This bill was introduced on May 12, 2004, in a previous session of Congress, but was not enacted. The text of the bill below is as of Jun 09, 2004 (Reported by House Committee).
It was never signed into law as it never made it out of committee. That link you so nicely offer up also offres this:
H.R. 3754 (108th): Fraudulent Online Identity Sanctions Act Introduced: Feb 03, 2004 (108th Congress, 2003–2004) Status: Died (Reported by Committee) in a previous session of Congress
How about this one. Its currently alive. S. 2588: Cybersecurity Information Sharing Act of 2014
This bill was introduced on May 12, 2004, in a previous session of Congress, but was not enacted.The text of the bill below is as of Jun 09, 2004 (Reported by House Committee).
To be clear this means president Bush never signed it into law. It also means, that as it isn't a law the other person is right unless you can find one that was. As for SonyOnline.net the best thing would be a redirect to Piratebay.se
Wrong. The issue is that publishing is considered sufficient.
It should be publish or die. How do you know they're doing anything if they don't publish? they could be watching tv all day for all you know otherwise.
But as is made clear here, simply publishing and getting it through peer review is clearly not good enough. We need to increase what they have to do to avoid this situation.
For example... maybe one scientist pays another scientist to reproduce his work.
Maybe you have big collections of graduate students that as part of their process of getting a degree get assigned some random papers submitted by scientists in their field and they have to reproduce the work.
Obviously this isn't always possible... but whenever it isn't possible that needs to be put as a giant red asterisk on the paper saying "this work has not been reproduced"...
Do that and you're not going to get as much fraud or laziness.
I agree with this for one reason. It would finally dispense with the climate change insanity. Since its actually near impossible to get data that is verifiable about climate older than 50yrs that isn't tainted or limited and subject to interpretation(like core samples or tree rings), we could finally put al gore were he belongs. Out of sight and mind. Each day passing I am more thankful that the supreme court gave the victory to Bush. I only wish it could have happened in 2012 for Romney.
Peter holds a very high standard for himself, I'm sure.

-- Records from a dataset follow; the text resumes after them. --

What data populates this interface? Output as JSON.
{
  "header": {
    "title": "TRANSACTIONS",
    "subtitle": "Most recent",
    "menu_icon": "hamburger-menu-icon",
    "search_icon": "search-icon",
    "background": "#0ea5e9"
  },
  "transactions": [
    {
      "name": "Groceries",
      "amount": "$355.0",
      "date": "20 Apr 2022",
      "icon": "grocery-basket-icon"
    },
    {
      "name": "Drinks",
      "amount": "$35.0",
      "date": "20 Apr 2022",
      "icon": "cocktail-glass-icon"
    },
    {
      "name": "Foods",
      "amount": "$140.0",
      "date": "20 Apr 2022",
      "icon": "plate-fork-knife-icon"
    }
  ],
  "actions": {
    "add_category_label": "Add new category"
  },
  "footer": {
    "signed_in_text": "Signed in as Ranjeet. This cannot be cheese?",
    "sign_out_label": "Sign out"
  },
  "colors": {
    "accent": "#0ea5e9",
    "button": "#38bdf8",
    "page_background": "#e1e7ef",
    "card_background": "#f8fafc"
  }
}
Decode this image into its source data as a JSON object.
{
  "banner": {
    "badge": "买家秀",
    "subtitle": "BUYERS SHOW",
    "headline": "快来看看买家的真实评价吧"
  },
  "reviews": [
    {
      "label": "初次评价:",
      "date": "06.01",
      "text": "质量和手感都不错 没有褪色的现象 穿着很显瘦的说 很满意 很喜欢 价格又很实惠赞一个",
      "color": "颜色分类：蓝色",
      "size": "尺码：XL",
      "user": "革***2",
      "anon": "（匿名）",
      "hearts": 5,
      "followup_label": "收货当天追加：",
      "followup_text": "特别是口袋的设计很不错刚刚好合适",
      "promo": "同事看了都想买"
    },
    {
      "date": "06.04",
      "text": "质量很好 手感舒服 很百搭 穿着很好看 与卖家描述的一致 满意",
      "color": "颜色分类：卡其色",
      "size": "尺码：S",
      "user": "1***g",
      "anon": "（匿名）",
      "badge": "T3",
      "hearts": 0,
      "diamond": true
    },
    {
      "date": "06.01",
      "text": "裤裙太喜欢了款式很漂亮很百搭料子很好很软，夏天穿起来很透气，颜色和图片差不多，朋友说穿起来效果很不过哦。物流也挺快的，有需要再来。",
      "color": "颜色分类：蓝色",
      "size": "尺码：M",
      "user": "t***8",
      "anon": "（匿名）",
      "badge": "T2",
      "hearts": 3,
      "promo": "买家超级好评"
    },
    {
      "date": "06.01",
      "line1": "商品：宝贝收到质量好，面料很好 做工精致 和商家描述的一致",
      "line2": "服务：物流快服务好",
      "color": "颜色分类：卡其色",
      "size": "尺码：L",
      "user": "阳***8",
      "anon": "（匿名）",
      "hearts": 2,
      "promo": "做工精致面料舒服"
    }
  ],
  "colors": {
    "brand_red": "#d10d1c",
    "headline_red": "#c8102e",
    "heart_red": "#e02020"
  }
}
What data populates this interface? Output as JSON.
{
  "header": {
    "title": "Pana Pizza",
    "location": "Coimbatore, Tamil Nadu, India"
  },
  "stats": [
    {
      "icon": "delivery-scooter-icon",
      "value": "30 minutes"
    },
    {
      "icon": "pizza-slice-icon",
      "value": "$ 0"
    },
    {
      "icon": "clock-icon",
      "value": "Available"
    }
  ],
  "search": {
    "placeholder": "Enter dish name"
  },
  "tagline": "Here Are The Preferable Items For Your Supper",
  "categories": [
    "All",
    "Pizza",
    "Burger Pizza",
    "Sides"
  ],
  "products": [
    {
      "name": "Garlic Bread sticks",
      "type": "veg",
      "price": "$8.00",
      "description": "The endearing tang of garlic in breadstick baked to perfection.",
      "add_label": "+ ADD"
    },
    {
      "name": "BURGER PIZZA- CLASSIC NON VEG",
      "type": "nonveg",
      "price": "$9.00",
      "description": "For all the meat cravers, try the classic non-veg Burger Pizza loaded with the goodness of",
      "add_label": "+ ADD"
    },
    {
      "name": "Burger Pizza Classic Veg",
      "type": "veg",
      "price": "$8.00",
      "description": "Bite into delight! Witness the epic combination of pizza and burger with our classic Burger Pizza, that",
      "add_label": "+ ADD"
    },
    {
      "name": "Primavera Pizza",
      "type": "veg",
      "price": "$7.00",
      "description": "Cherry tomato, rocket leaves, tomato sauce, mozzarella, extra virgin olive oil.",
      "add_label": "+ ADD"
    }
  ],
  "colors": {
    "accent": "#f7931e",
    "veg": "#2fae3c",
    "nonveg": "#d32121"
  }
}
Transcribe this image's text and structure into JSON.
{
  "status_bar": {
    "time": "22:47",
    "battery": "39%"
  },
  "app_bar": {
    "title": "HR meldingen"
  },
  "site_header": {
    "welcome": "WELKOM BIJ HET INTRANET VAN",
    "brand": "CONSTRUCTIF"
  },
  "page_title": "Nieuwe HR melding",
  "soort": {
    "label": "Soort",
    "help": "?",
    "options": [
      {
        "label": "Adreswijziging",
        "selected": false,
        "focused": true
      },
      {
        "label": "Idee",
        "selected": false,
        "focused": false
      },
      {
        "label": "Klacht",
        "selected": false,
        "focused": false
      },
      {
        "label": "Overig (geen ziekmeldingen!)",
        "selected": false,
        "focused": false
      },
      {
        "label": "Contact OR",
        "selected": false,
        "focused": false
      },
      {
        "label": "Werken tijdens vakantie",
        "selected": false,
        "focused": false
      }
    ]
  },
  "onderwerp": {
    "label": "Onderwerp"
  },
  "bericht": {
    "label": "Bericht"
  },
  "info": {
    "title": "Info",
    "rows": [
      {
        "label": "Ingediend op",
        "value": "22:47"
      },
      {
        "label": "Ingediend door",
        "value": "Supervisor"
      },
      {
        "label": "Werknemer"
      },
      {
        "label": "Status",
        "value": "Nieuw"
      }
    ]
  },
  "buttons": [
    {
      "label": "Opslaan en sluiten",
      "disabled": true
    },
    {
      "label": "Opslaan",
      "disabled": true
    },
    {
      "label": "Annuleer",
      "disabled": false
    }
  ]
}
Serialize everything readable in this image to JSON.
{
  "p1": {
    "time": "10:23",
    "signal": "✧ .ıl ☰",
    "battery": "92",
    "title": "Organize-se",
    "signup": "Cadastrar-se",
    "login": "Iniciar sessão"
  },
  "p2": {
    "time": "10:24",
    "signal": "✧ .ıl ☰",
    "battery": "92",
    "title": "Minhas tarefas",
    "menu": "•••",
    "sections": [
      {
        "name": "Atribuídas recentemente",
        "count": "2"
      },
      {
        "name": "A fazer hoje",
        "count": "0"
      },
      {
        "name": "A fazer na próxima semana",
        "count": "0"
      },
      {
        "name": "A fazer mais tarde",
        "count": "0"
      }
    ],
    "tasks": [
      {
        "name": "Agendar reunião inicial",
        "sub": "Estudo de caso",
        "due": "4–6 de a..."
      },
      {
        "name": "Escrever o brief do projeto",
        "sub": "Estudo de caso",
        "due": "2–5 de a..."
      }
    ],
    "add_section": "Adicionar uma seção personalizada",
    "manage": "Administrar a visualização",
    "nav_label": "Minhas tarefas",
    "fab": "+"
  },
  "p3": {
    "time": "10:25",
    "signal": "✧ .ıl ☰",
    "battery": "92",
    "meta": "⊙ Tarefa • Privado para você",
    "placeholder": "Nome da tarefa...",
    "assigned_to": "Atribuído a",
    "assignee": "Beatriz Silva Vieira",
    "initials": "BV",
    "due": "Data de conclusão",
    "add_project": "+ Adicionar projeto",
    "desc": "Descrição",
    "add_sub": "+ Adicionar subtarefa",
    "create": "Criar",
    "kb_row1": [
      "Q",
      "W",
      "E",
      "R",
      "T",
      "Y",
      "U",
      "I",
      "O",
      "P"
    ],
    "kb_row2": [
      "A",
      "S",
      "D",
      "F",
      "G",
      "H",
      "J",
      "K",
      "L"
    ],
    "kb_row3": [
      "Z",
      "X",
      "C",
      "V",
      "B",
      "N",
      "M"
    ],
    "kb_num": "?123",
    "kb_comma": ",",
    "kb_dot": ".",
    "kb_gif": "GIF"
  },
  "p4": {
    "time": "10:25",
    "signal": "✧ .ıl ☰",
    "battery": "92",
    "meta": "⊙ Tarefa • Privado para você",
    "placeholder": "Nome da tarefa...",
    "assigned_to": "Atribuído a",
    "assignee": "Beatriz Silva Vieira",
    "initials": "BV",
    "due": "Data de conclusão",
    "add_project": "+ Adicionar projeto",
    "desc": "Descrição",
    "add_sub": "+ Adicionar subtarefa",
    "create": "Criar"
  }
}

The standard practice is to form a unspoken agreement between several reviewers that they will all favorably review each others papers.
Peter couldn't find his circle and created a self-circle.
Otherwise known as a circle jerk.